TASK GOAL —
The answer must consist of each line below that contains the word "Read", copied in full.

(Dataset entries)
- - - - - - -

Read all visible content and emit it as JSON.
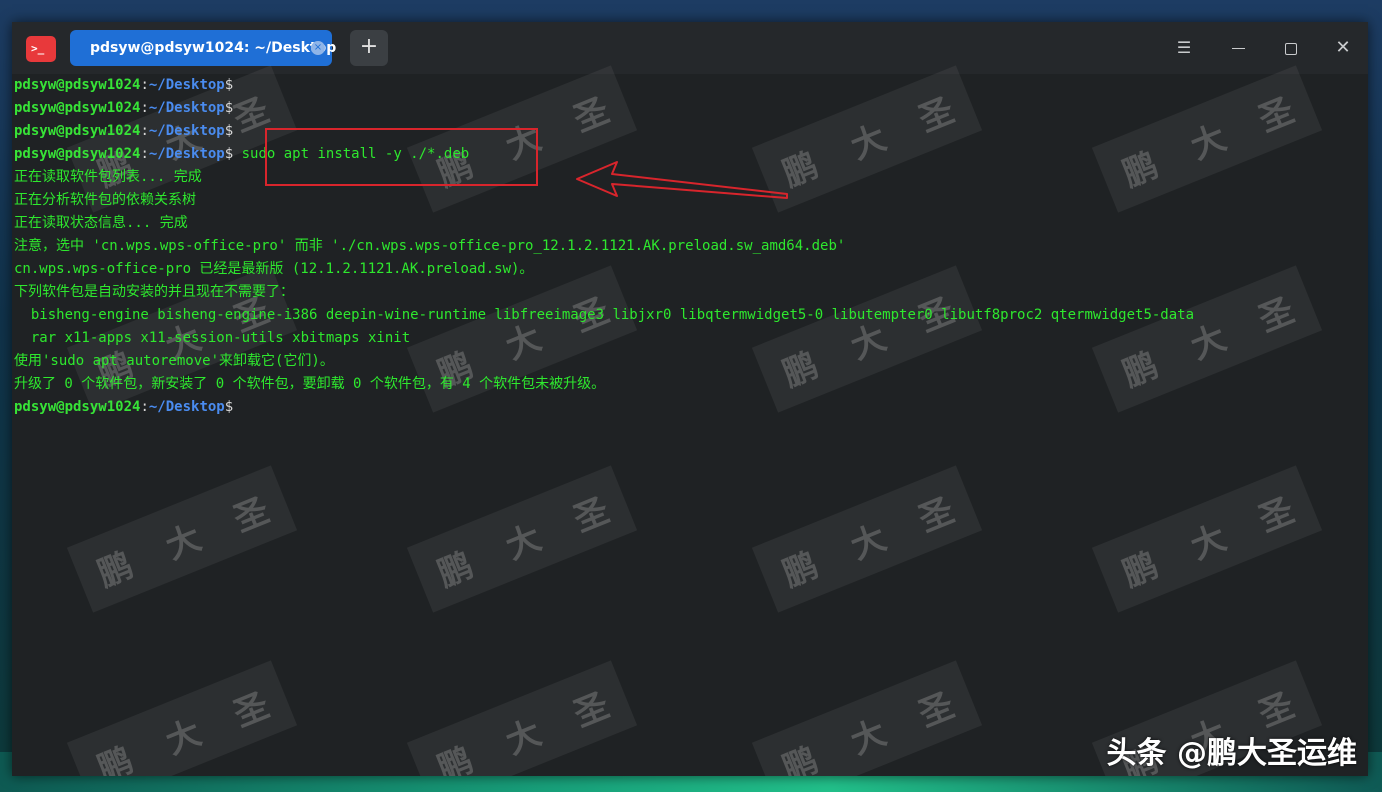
{
  "window": {
    "tab_title": "pdsyw@pdsyw1024: ~/Desktop",
    "tab_close": "×",
    "new_tab": "+",
    "app_icon_glyph": ">_"
  },
  "terminal": {
    "prompt_user": "pdsyw@pdsyw1024",
    "prompt_colon": ":",
    "prompt_path": "~/Desktop",
    "prompt_dollar": "$",
    "command": "sudo apt install -y ./*.deb",
    "output": [
      "正在读取软件包列表... 完成",
      "正在分析软件包的依赖关系树",
      "正在读取状态信息... 完成",
      "注意，选中 'cn.wps.wps-office-pro' 而非 './cn.wps.wps-office-pro_12.1.2.1121.AK.preload.sw_amd64.deb'",
      "cn.wps.wps-office-pro 已经是最新版 (12.1.2.1121.AK.preload.sw)。",
      "下列软件包是自动安装的并且现在不需要了：",
      "  bisheng-engine bisheng-engine-i386 deepin-wine-runtime libfreeimage3 libjxr0 libqtermwidget5-0 libutempter0 libutf8proc2 qtermwidget5-data",
      "  rar x11-apps x11-session-utils xbitmaps xinit",
      "使用'sudo apt autoremove'来卸载它(它们)。",
      "升级了 0 个软件包，新安装了 0 个软件包，要卸载 0 个软件包，有 4 个软件包未被升级。"
    ]
  },
  "watermark": {
    "c1": "鹏",
    "c2": "大",
    "c3": "圣"
  },
  "brand": "头条 @鹏大圣运维",
  "colors": {
    "prompt_user": "#37e337",
    "prompt_path": "#4a8cf0",
    "output_text": "#2ee82e",
    "tab_active": "#1f6fd6",
    "annotation_red": "#d8252c",
    "terminal_bg": "#1f2224"
  },
  "icons": [
    "terminal-app-icon",
    "tab-close-icon",
    "plus-icon",
    "menu-icon",
    "minimize-icon",
    "maximize-icon",
    "close-icon",
    "arrow-annotation"
  ]
}
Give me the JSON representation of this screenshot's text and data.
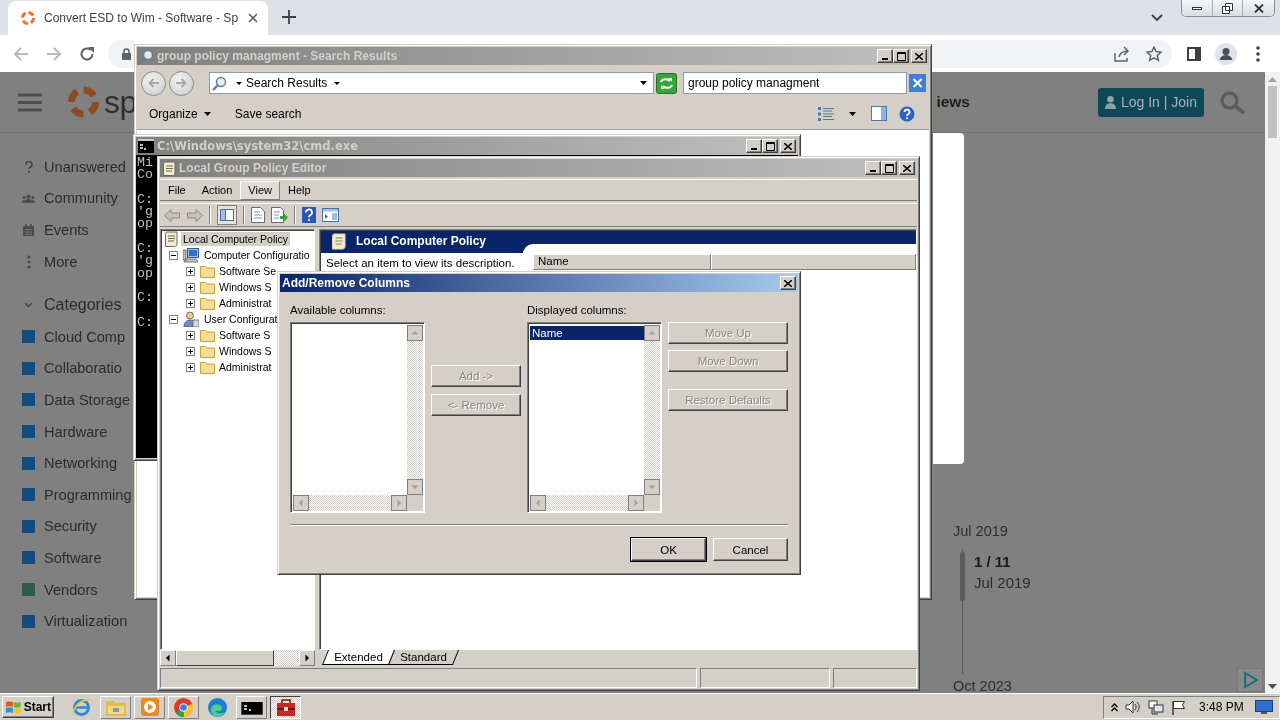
{
  "browser": {
    "tab_title": "Convert ESD to Wim - Software - Sp",
    "back_disabled": true,
    "forward_disabled": true
  },
  "page": {
    "logo_text": "sp",
    "nav_fragment": "iews",
    "login_button": "Log In | Join",
    "nav_items": [
      "Unanswered",
      "Community",
      "Events",
      "More"
    ],
    "categories": {
      "label": "Categories",
      "expanded": true,
      "items": [
        {
          "label": "Cloud Comp",
          "color": "#154c7b"
        },
        {
          "label": "Collaboratio",
          "color": "#154c7b"
        },
        {
          "label": "Data Storage",
          "color": "#154c7b"
        },
        {
          "label": "Hardware",
          "color": "#154c7b"
        },
        {
          "label": "Networking",
          "color": "#154c7b"
        },
        {
          "label": "Programming",
          "color": "#154c7b"
        },
        {
          "label": "Security",
          "color": "#154c7b"
        },
        {
          "label": "Software",
          "color": "#154c7b"
        },
        {
          "label": "Vendors",
          "color": "#2e5c44"
        },
        {
          "label": "Virtualization",
          "color": "#154c7b"
        }
      ]
    },
    "timeline": {
      "start": "Jul 2019",
      "position": "1 / 11",
      "position_date": "Jul 2019",
      "end": "Oct 2023"
    }
  },
  "search_window": {
    "title": "group policy managment - Search Results",
    "back_disabled": true,
    "forward_disabled": true,
    "location": "Search Results",
    "search_value": "group policy managment",
    "toolbar": [
      "Organize",
      "Save search"
    ]
  },
  "cmd_window": {
    "title": "C:\\Windows\\system32\\cmd.exe",
    "output_blocks": [
      [
        "Mi",
        "Co"
      ],
      [
        "C:",
        "'g",
        "op"
      ],
      [
        "C:",
        "'g",
        "op"
      ],
      [
        "C:"
      ],
      [
        "C:"
      ]
    ]
  },
  "policy_editor": {
    "title": "Local Group Policy Editor",
    "menu": [
      {
        "label": "File",
        "selected": false
      },
      {
        "label": "Action",
        "selected": false
      },
      {
        "label": "View",
        "selected": true
      },
      {
        "label": "Help",
        "selected": false
      }
    ],
    "back_disabled": true,
    "forward_disabled": true,
    "tree": {
      "label": "Local Computer Policy",
      "selected": true,
      "children": [
        {
          "label": "Computer Configuratio",
          "selected": false,
          "expanded": true,
          "children": [
            {
              "label": "Software Se",
              "selected": false,
              "expanded": false
            },
            {
              "label": "Windows S",
              "selected": false,
              "expanded": false
            },
            {
              "label": "Administrat",
              "selected": false,
              "expanded": false
            }
          ]
        },
        {
          "label": "User Configurat",
          "selected": false,
          "expanded": true,
          "children": [
            {
              "label": "Software S",
              "selected": false,
              "expanded": false
            },
            {
              "label": "Windows S",
              "selected": false,
              "expanded": false
            },
            {
              "label": "Administrat",
              "selected": false,
              "expanded": false
            }
          ]
        }
      ]
    },
    "pane_title": "Local Computer Policy",
    "description": "Select an item to view its description.",
    "columns": [
      "Name"
    ],
    "tabs": [
      {
        "label": "Extended",
        "selected": true
      },
      {
        "label": "Standard",
        "selected": false
      }
    ]
  },
  "dialog": {
    "title": "Add/Remove Columns",
    "available_label": "Available columns:",
    "transfer_buttons": [
      {
        "label": "Add ->",
        "disabled": true
      },
      {
        "label": "<- Remove",
        "disabled": true
      }
    ],
    "displayed_label": "Displayed columns:",
    "displayed_items": [
      {
        "label": "Name",
        "selected": true
      }
    ],
    "order_buttons": [
      {
        "label": "Move Up",
        "disabled": true
      },
      {
        "label": "Move Down",
        "disabled": true
      },
      {
        "label": "Restore Defaults",
        "disabled": true
      }
    ],
    "footer_buttons": [
      {
        "label": "OK",
        "disabled": false,
        "default": true
      },
      {
        "label": "Cancel",
        "disabled": false,
        "default": false
      }
    ]
  },
  "taskbar": {
    "start": "Start",
    "apps": [
      {
        "running": false,
        "selected": false
      },
      {
        "running": true,
        "selected": false
      },
      {
        "running": true,
        "selected": false
      },
      {
        "running": true,
        "selected": false
      },
      {
        "running": false,
        "selected": false
      },
      {
        "running": true,
        "selected": false
      },
      {
        "running": true,
        "selected": true
      }
    ],
    "clock": "3:48 PM"
  }
}
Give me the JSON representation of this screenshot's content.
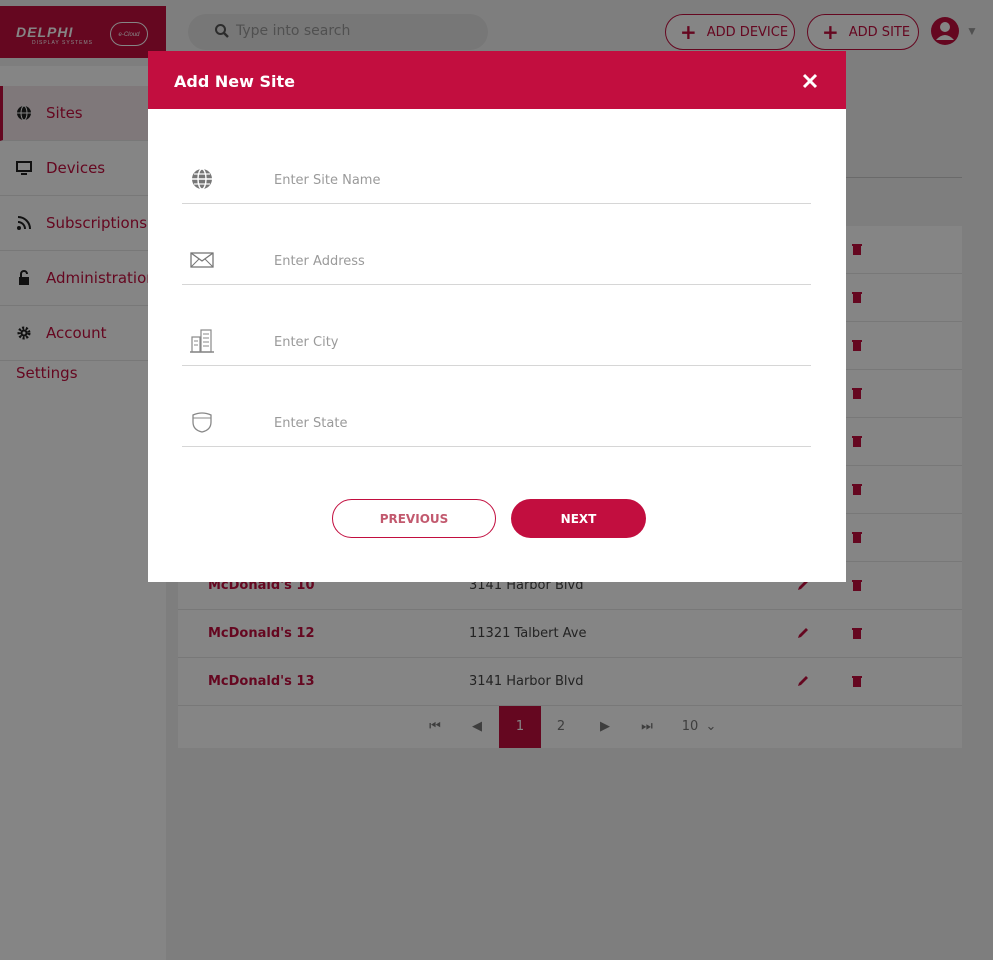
{
  "brand": {
    "name": "DELPHI",
    "sub": "DISPLAY SYSTEMS",
    "cloud": "e-Cloud"
  },
  "search": {
    "placeholder": "Type into search"
  },
  "header": {
    "add_device": "ADD DEVICE",
    "add_site": "ADD SITE"
  },
  "sidebar": {
    "items": [
      {
        "label": "Sites",
        "icon": "globe-icon"
      },
      {
        "label": "Devices",
        "icon": "monitor-icon"
      },
      {
        "label": "Subscriptions",
        "icon": "rss-icon"
      },
      {
        "label": "Administration",
        "icon": "lock-icon"
      },
      {
        "label": "Account",
        "icon": "gear-icon"
      }
    ],
    "extra": "Settings"
  },
  "table": {
    "rows": [
      {
        "name": "McDonald's 10",
        "address": "3141 Harbor Blvd"
      },
      {
        "name": "McDonald's 12",
        "address": "11321 Talbert Ave"
      },
      {
        "name": "McDonald's 13",
        "address": "3141 Harbor Blvd"
      }
    ]
  },
  "pagination": {
    "current": "1",
    "next_page": "2",
    "page_size": "10"
  },
  "modal": {
    "title": "Add New Site",
    "fields": [
      {
        "placeholder": "Enter Site Name",
        "icon": "globe-icon"
      },
      {
        "placeholder": "Enter Address",
        "icon": "envelope-icon"
      },
      {
        "placeholder": "Enter City",
        "icon": "building-icon"
      },
      {
        "placeholder": "Enter State",
        "icon": "shield-icon"
      }
    ],
    "previous": "PREVIOUS",
    "next": "NEXT"
  },
  "colors": {
    "accent": "#c20e3f"
  }
}
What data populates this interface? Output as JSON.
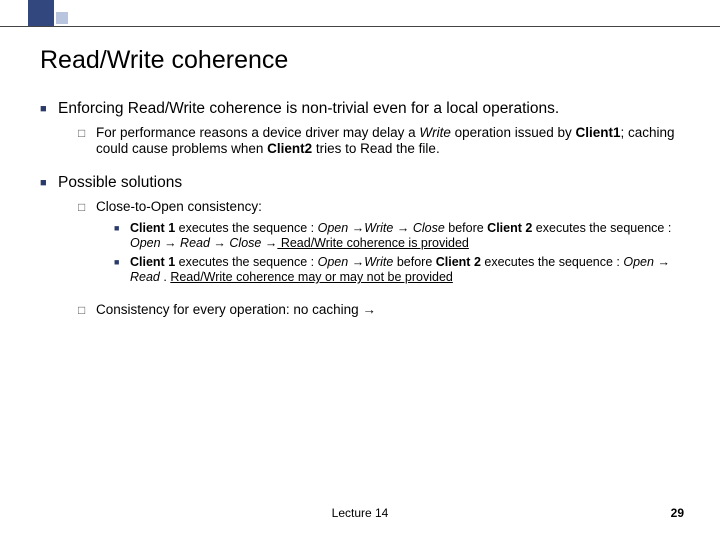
{
  "title": "Read/Write coherence",
  "points": {
    "p1": "Enforcing Read/Write coherence is non-trivial even for a local operations.",
    "p1a_pre": "For performance reasons a device driver may delay a ",
    "p1a_write": "Write",
    "p1a_mid": "  operation issued by ",
    "p1a_client1": "Client1",
    "p1a_mid2": "; caching could cause problems when ",
    "p1a_client2": "Client2",
    "p1a_tail": " tries to Read the file.",
    "p2": "Possible solutions",
    "p2a": "Close-to-Open consistency:",
    "p2a1_c1": "Client 1",
    "p2a1_seq": " executes the sequence : ",
    "p2a1_open": "Open ",
    "p2a1_arrow1": "→",
    "p2a1_write": "Write",
    "p2a1_arrow2": " → ",
    "p2a1_close": "Close",
    "p2a1_before": "   before ",
    "p2a1_c2": "Client 2",
    "p2a1_seq2": " executes the sequence : ",
    "p2a1_open2": "Open",
    "p2a1_arrow3": " → ",
    "p2a1_read": "Read",
    "p2a1_arrow4": " → ",
    "p2a1_close2": "Close",
    "p2a1_dot": "   ",
    "p2a1_arrow5": "→",
    "p2a1_concl": " Read/Write coherence is provided",
    "p2a2_c1": "Client 1",
    "p2a2_seq": " executes the sequence : ",
    "p2a2_open": "Open ",
    "p2a2_arrow1": "→",
    "p2a2_write": "Write",
    "p2a2_before": "   before ",
    "p2a2_c2": "Client 2",
    "p2a2_seq2": " executes the sequence : ",
    "p2a2_open2": "Open",
    "p2a2_arrow2": " → ",
    "p2a2_read": "Read",
    "p2a2_dot": " . ",
    "p2a2_concl": "Read/Write coherence may or may not be provided",
    "p2b_pre": "Consistency for every operation: no caching ",
    "p2b_arrow": "→"
  },
  "footer": {
    "center": "Lecture 14",
    "page": "29"
  }
}
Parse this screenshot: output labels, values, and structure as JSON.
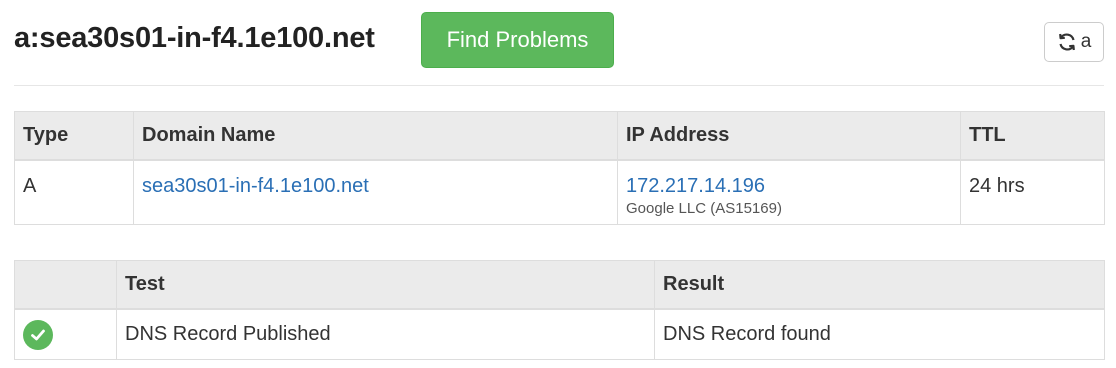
{
  "header": {
    "title": "a:sea30s01-in-f4.1e100.net",
    "find_button_label": "Find Problems",
    "refresh_button_label": "a",
    "refresh_icon": "refresh-icon"
  },
  "dns_table": {
    "columns": [
      "Type",
      "Domain Name",
      "IP Address",
      "TTL"
    ],
    "rows": [
      {
        "type": "A",
        "domain_name": "sea30s01-in-f4.1e100.net",
        "ip_address": "172.217.14.196",
        "ip_owner": "Google LLC (AS15169)",
        "ttl": "24 hrs"
      }
    ]
  },
  "test_table": {
    "columns": [
      "",
      "Test",
      "Result"
    ],
    "rows": [
      {
        "status_icon": "check-circle-icon",
        "test": "DNS Record Published",
        "result": "DNS Record found"
      }
    ]
  },
  "colors": {
    "success": "#5cb85c",
    "link": "#2a6fb5",
    "header_bg": "#ebebeb"
  }
}
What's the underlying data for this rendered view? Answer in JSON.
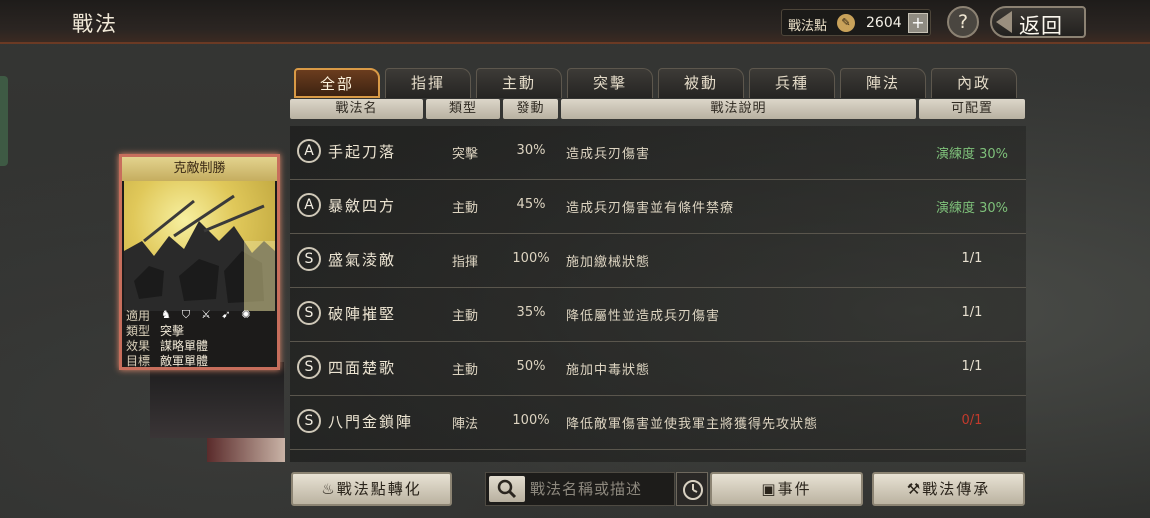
{
  "header": {
    "title": "戰法",
    "points_label": "戰法點",
    "points_value": "2604",
    "help_label": "?",
    "back_label": "返回"
  },
  "card": {
    "title": "克敵制勝",
    "rows": [
      {
        "key": "適用",
        "value": ""
      },
      {
        "key": "類型",
        "value": "突擊"
      },
      {
        "key": "效果",
        "value": "謀略單體"
      },
      {
        "key": "目標",
        "value": "敵軍單體"
      }
    ]
  },
  "tabs": [
    {
      "label": "全部",
      "active": true
    },
    {
      "label": "指揮",
      "active": false
    },
    {
      "label": "主動",
      "active": false
    },
    {
      "label": "突擊",
      "active": false
    },
    {
      "label": "被動",
      "active": false
    },
    {
      "label": "兵種",
      "active": false
    },
    {
      "label": "陣法",
      "active": false
    },
    {
      "label": "內政",
      "active": false
    }
  ],
  "columns": [
    "戰法名",
    "類型",
    "發動",
    "戰法說明",
    "可配置"
  ],
  "rows": [
    {
      "grade": "A",
      "name": "手起刀落",
      "type": "突擊",
      "rate": "30%",
      "desc": "造成兵刃傷害",
      "avail": "演練度 30%",
      "avail_color": "green"
    },
    {
      "grade": "A",
      "name": "暴斂四方",
      "type": "主動",
      "rate": "45%",
      "desc": "造成兵刃傷害並有條件禁療",
      "avail": "演練度 30%",
      "avail_color": "green"
    },
    {
      "grade": "S",
      "name": "盛氣淩敵",
      "type": "指揮",
      "rate": "100%",
      "desc": "施加繳械狀態",
      "avail": "1/1",
      "avail_color": "normal"
    },
    {
      "grade": "S",
      "name": "破陣摧堅",
      "type": "主動",
      "rate": "35%",
      "desc": "降低屬性並造成兵刃傷害",
      "avail": "1/1",
      "avail_color": "normal"
    },
    {
      "grade": "S",
      "name": "四面楚歌",
      "type": "主動",
      "rate": "50%",
      "desc": "施加中毒狀態",
      "avail": "1/1",
      "avail_color": "normal"
    },
    {
      "grade": "S",
      "name": "八門金鎖陣",
      "type": "陣法",
      "rate": "100%",
      "desc": "降低敵軍傷害並使我軍主將獲得先攻狀態",
      "avail": "0/1",
      "avail_color": "red"
    }
  ],
  "bottom": {
    "convert_label": "戰法點轉化",
    "search_placeholder": "戰法名稱或描述",
    "events_label": "事件",
    "inherit_label": "戰法傳承"
  }
}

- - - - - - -

SOLUTION —
Read all visible content and emit it as JSON.
  "title": "Read/Write coherence",
    "p1": "Enforcing Read/Write coherence is non-trivial even for a local operations.",
    "p1a_tail": " tries to Read the file.",
    "p2a1_read": "Read",
    "p2a1_concl": " Read/Write coherence is provided",
    "p2a2_read": "Read",
    "p2a2_concl": "Read/Write coherence may or may not be provided",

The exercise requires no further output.